● WHAT THE EXERCISE ASKS
For every entry below, retype it exactly as it reads.

== THE DATA ==

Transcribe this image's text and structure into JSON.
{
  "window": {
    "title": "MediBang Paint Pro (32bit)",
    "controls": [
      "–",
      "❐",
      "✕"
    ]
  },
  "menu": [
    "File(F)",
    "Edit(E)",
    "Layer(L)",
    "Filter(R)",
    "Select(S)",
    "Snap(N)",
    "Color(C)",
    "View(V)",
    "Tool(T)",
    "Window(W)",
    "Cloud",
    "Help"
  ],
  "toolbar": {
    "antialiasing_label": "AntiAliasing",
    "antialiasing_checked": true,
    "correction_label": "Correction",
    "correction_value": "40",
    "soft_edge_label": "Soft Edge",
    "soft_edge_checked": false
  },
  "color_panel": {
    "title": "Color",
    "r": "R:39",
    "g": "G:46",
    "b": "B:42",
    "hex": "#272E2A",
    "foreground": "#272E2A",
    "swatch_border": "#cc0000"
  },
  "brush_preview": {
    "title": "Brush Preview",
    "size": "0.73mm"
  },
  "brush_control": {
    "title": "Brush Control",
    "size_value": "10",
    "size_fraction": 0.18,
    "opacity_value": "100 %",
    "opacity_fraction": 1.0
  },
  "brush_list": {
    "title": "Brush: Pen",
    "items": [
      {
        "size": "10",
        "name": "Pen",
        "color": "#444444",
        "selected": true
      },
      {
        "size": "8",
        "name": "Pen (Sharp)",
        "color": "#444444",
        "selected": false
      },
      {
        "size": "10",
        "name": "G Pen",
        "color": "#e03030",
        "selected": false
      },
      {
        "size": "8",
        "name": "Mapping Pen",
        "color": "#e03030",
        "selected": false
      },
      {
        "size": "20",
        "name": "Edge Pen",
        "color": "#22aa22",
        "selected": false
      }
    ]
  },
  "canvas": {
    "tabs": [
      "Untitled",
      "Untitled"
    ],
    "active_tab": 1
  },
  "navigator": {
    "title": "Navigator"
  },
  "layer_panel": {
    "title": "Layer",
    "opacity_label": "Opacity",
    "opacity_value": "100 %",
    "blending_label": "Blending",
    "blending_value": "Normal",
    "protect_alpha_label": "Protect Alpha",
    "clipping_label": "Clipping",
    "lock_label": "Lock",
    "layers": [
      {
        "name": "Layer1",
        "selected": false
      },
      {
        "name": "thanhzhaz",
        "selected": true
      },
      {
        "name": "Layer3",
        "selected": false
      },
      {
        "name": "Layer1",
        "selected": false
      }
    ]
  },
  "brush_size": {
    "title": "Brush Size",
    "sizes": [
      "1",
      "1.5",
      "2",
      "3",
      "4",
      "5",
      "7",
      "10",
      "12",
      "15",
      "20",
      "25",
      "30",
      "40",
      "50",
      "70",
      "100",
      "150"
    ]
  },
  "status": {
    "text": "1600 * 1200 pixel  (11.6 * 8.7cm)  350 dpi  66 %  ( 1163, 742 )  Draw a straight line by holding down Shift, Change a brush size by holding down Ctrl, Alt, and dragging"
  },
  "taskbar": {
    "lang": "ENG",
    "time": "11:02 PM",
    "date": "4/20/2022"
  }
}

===

● EXERCISE OUTPUT
Transcribe this image's text and structure into JSON.
{
  "window": {
    "title": "MediBang Paint Pro (32bit)",
    "controls": [
      "–",
      "❐",
      "✕"
    ]
  },
  "menu": [
    "File(F)",
    "Edit(E)",
    "Layer(L)",
    "Filter(R)",
    "Select(S)",
    "Snap(N)",
    "Color(C)",
    "View(V)",
    "Tool(T)",
    "Window(W)",
    "Cloud",
    "Help"
  ],
  "toolbar": {
    "antialiasing_label": "AntiAliasing",
    "antialiasing_checked": true,
    "correction_label": "Correction",
    "correction_value": "40",
    "soft_edge_label": "Soft Edge",
    "soft_edge_checked": false
  },
  "color_panel": {
    "title": "Color",
    "r": "R:39",
    "g": "G:46",
    "b": "B:42",
    "hex": "#272E2A",
    "foreground": "#272E2A",
    "swatch_border": "#cc0000"
  },
  "brush_preview": {
    "title": "Brush Preview",
    "size": "0.73mm"
  },
  "brush_control": {
    "title": "Brush Control",
    "size_value": "10",
    "size_fraction": 0.18,
    "opacity_value": "100 %",
    "opacity_fraction": 1.0
  },
  "brush_list": {
    "title": "Brush: Pen",
    "items": [
      {
        "size": "10",
        "name": "Pen",
        "color": "#444444",
        "selected": true
      },
      {
        "size": "8",
        "name": "Pen (Sharp)",
        "color": "#444444",
        "selected": false
      },
      {
        "size": "10",
        "name": "G Pen",
        "color": "#e03030",
        "selected": false
      },
      {
        "size": "8",
        "name": "Mapping Pen",
        "color": "#e03030",
        "selected": false
      },
      {
        "size": "20",
        "name": "Edge Pen",
        "color": "#22aa22",
        "selected": false
      }
    ]
  },
  "canvas": {
    "tabs": [
      "Untitled",
      "Untitled"
    ],
    "active_tab": 1
  },
  "navigator": {
    "title": "Navigator"
  },
  "layer_panel": {
    "title": "Layer",
    "opacity_label": "Opacity",
    "opacity_value": "100 %",
    "blending_label": "Blending",
    "blending_value": "Normal",
    "protect_alpha_label": "Protect Alpha",
    "clipping_label": "Clipping",
    "lock_label": "Lock",
    "layers": [
      {
        "name": "Layer1",
        "selected": false
      },
      {
        "name": "thanhzhaz",
        "selected": true
      },
      {
        "name": "Layer3",
        "selected": false
      },
      {
        "name": "Layer1",
        "selected": false
      }
    ]
  },
  "brush_size": {
    "title": "Brush Size",
    "sizes": [
      "1",
      "1.5",
      "2",
      "3",
      "4",
      "5",
      "7",
      "10",
      "12",
      "15",
      "20",
      "25",
      "30",
      "40",
      "50",
      "70",
      "100",
      "150"
    ]
  },
  "status": {
    "text": "1600 * 1200 pixel  (11.6 * 8.7cm)  350 dpi  66 %  ( 1163, 742 )  Draw a straight line by holding down Shift, Change a brush size by holding down Ctrl, Alt, and dragging"
  },
  "taskbar": {
    "lang": "ENG",
    "time": "11:02 PM",
    "date": "4/20/2022"
  }
}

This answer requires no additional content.